::: Data supplied :::
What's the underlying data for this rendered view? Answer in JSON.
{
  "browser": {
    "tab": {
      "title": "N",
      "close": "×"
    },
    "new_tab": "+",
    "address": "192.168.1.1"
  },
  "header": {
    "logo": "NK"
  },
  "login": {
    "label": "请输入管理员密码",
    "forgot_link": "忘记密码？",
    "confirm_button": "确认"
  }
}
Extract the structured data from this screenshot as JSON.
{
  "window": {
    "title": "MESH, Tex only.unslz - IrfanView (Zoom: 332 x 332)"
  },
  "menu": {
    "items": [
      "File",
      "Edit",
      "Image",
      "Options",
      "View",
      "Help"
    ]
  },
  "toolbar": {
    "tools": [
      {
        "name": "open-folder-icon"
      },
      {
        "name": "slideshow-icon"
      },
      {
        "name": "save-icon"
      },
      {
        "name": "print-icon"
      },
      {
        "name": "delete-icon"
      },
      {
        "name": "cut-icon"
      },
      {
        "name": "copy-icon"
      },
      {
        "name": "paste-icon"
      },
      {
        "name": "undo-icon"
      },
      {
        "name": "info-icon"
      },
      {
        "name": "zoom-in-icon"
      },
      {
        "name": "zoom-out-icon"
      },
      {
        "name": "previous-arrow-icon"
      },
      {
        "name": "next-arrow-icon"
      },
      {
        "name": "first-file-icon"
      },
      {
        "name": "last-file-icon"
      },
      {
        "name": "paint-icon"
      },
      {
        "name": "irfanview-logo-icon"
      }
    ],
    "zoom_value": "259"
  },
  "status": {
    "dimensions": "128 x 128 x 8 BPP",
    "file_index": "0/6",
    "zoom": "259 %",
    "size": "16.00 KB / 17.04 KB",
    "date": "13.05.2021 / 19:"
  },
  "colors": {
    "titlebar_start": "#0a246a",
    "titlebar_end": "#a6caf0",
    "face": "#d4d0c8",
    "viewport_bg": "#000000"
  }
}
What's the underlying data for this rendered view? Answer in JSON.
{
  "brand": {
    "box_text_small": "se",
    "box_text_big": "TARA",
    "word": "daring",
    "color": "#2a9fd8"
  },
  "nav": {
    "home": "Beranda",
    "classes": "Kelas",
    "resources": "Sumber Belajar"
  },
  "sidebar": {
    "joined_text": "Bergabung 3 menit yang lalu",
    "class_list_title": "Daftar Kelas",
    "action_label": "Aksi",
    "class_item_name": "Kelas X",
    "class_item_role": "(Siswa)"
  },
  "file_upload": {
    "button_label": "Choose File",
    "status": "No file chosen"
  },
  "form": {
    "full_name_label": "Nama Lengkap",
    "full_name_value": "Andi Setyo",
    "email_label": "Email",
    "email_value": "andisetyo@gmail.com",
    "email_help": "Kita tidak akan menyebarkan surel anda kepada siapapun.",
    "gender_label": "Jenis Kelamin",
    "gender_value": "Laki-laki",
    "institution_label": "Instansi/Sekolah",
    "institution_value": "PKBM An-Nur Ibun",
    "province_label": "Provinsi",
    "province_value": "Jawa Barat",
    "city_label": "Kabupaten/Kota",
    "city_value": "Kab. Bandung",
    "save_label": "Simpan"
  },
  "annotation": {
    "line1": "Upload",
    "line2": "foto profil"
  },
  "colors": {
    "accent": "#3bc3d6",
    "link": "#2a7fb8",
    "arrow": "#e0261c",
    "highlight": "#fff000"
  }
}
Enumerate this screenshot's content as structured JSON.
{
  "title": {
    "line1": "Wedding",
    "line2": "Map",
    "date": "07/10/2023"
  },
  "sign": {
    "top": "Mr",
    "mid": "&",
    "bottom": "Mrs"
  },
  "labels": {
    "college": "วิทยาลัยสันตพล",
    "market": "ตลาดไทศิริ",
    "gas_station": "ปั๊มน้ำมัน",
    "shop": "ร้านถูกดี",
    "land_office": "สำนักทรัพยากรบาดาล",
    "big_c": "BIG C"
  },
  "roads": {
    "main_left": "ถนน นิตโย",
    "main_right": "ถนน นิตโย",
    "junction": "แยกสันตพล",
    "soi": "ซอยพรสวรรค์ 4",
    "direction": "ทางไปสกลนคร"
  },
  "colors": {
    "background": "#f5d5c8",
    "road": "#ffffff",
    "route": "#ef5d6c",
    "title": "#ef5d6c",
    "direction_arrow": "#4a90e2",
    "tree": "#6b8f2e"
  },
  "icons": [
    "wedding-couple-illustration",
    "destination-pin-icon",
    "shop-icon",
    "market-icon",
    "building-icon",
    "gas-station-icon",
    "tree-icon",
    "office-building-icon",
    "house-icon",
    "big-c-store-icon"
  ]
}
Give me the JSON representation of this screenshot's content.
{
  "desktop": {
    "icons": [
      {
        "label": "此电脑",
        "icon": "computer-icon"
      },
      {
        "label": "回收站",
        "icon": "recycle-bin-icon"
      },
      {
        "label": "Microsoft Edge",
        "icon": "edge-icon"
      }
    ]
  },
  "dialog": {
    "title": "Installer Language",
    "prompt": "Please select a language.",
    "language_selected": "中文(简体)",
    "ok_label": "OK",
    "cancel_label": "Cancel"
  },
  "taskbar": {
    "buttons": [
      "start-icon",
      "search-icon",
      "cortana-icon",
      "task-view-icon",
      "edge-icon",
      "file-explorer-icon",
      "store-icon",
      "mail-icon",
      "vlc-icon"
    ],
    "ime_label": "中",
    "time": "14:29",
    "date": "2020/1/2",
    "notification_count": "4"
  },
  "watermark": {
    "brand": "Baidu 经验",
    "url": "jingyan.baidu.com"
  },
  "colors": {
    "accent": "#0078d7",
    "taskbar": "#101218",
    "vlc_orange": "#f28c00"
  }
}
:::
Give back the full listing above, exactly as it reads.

What's the underlying data for this rendered view? Answer in JSON.
{
  "browser": {
    "tab": {
      "title": "N",
      "close": "×"
    },
    "new_tab": "+",
    "address": "192.168.1.1"
  },
  "header": {
    "logo": "NK"
  },
  "login": {
    "label": "请输入管理员密码",
    "forgot_link": "忘记密码？",
    "confirm_button": "确认"
  }
}
Extract the structured data from this screenshot as JSON.
{
  "window": {
    "title": "MESH, Tex only.unslz - IrfanView (Zoom: 332 x 332)"
  },
  "menu": {
    "items": [
      "File",
      "Edit",
      "Image",
      "Options",
      "View",
      "Help"
    ]
  },
  "toolbar": {
    "tools": [
      {
        "name": "open-folder-icon"
      },
      {
        "name": "slideshow-icon"
      },
      {
        "name": "save-icon"
      },
      {
        "name": "print-icon"
      },
      {
        "name": "delete-icon"
      },
      {
        "name": "cut-icon"
      },
      {
        "name": "copy-icon"
      },
      {
        "name": "paste-icon"
      },
      {
        "name": "undo-icon"
      },
      {
        "name": "info-icon"
      },
      {
        "name": "zoom-in-icon"
      },
      {
        "name": "zoom-out-icon"
      },
      {
        "name": "previous-arrow-icon"
      },
      {
        "name": "next-arrow-icon"
      },
      {
        "name": "first-file-icon"
      },
      {
        "name": "last-file-icon"
      },
      {
        "name": "paint-icon"
      },
      {
        "name": "irfanview-logo-icon"
      }
    ],
    "zoom_value": "259"
  },
  "status": {
    "dimensions": "128 x 128 x 8 BPP",
    "file_index": "0/6",
    "zoom": "259 %",
    "size": "16.00 KB / 17.04 KB",
    "date": "13.05.2021 / 19:"
  },
  "colors": {
    "titlebar_start": "#0a246a",
    "titlebar_end": "#a6caf0",
    "face": "#d4d0c8",
    "viewport_bg": "#000000"
  }
}
What's the underlying data for this rendered view? Answer in JSON.
{
  "brand": {
    "box_text_small": "se",
    "box_text_big": "TARA",
    "word": "daring",
    "color": "#2a9fd8"
  },
  "nav": {
    "home": "Beranda",
    "classes": "Kelas",
    "resources": "Sumber Belajar"
  },
  "sidebar": {
    "joined_text": "Bergabung 3 menit yang lalu",
    "class_list_title": "Daftar Kelas",
    "action_label": "Aksi",
    "class_item_name": "Kelas X",
    "class_item_role": "(Siswa)"
  },
  "file_upload": {
    "button_label": "Choose File",
    "status": "No file chosen"
  },
  "form": {
    "full_name_label": "Nama Lengkap",
    "full_name_value": "Andi Setyo",
    "email_label": "Email",
    "email_value": "andisetyo@gmail.com",
    "email_help": "Kita tidak akan menyebarkan surel anda kepada siapapun.",
    "gender_label": "Jenis Kelamin",
    "gender_value": "Laki-laki",
    "institution_label": "Instansi/Sekolah",
    "institution_value": "PKBM An-Nur Ibun",
    "province_label": "Provinsi",
    "province_value": "Jawa Barat",
    "city_label": "Kabupaten/Kota",
    "city_value": "Kab. Bandung",
    "save_label": "Simpan"
  },
  "annotation": {
    "line1": "Upload",
    "line2": "foto profil"
  },
  "colors": {
    "accent": "#3bc3d6",
    "link": "#2a7fb8",
    "arrow": "#e0261c",
    "highlight": "#fff000"
  }
}
Enumerate this screenshot's content as structured JSON.
{
  "title": {
    "line1": "Wedding",
    "line2": "Map",
    "date": "07/10/2023"
  },
  "sign": {
    "top": "Mr",
    "mid": "&",
    "bottom": "Mrs"
  },
  "labels": {
    "college": "วิทยาลัยสันตพล",
    "market": "ตลาดไทศิริ",
    "gas_station": "ปั๊มน้ำมัน",
    "shop": "ร้านถูกดี",
    "land_office": "สำนักทรัพยากรบาดาล",
    "big_c": "BIG C"
  },
  "roads": {
    "main_left": "ถนน นิตโย",
    "main_right": "ถนน นิตโย",
    "junction": "แยกสันตพล",
    "soi": "ซอยพรสวรรค์ 4",
    "direction": "ทางไปสกลนคร"
  },
  "colors": {
    "background": "#f5d5c8",
    "road": "#ffffff",
    "route": "#ef5d6c",
    "title": "#ef5d6c",
    "direction_arrow": "#4a90e2",
    "tree": "#6b8f2e"
  },
  "icons": [
    "wedding-couple-illustration",
    "destination-pin-icon",
    "shop-icon",
    "market-icon",
    "building-icon",
    "gas-station-icon",
    "tree-icon",
    "office-building-icon",
    "house-icon",
    "big-c-store-icon"
  ]
}
Give me the JSON representation of this screenshot's content.
{
  "desktop": {
    "icons": [
      {
        "label": "此电脑",
        "icon": "computer-icon"
      },
      {
        "label": "回收站",
        "icon": "recycle-bin-icon"
      },
      {
        "label": "Microsoft Edge",
        "icon": "edge-icon"
      }
    ]
  },
  "dialog": {
    "title": "Installer Language",
    "prompt": "Please select a language.",
    "language_selected": "中文(简体)",
    "ok_label": "OK",
    "cancel_label": "Cancel"
  },
  "taskbar": {
    "buttons": [
      "start-icon",
      "search-icon",
      "cortana-icon",
      "task-view-icon",
      "edge-icon",
      "file-explorer-icon",
      "store-icon",
      "mail-icon",
      "vlc-icon"
    ],
    "ime_label": "中",
    "time": "14:29",
    "date": "2020/1/2",
    "notification_count": "4"
  },
  "watermark": {
    "brand": "Baidu 经验",
    "url": "jingyan.baidu.com"
  },
  "colors": {
    "accent": "#0078d7",
    "taskbar": "#101218",
    "vlc_orange": "#f28c00"
  }
}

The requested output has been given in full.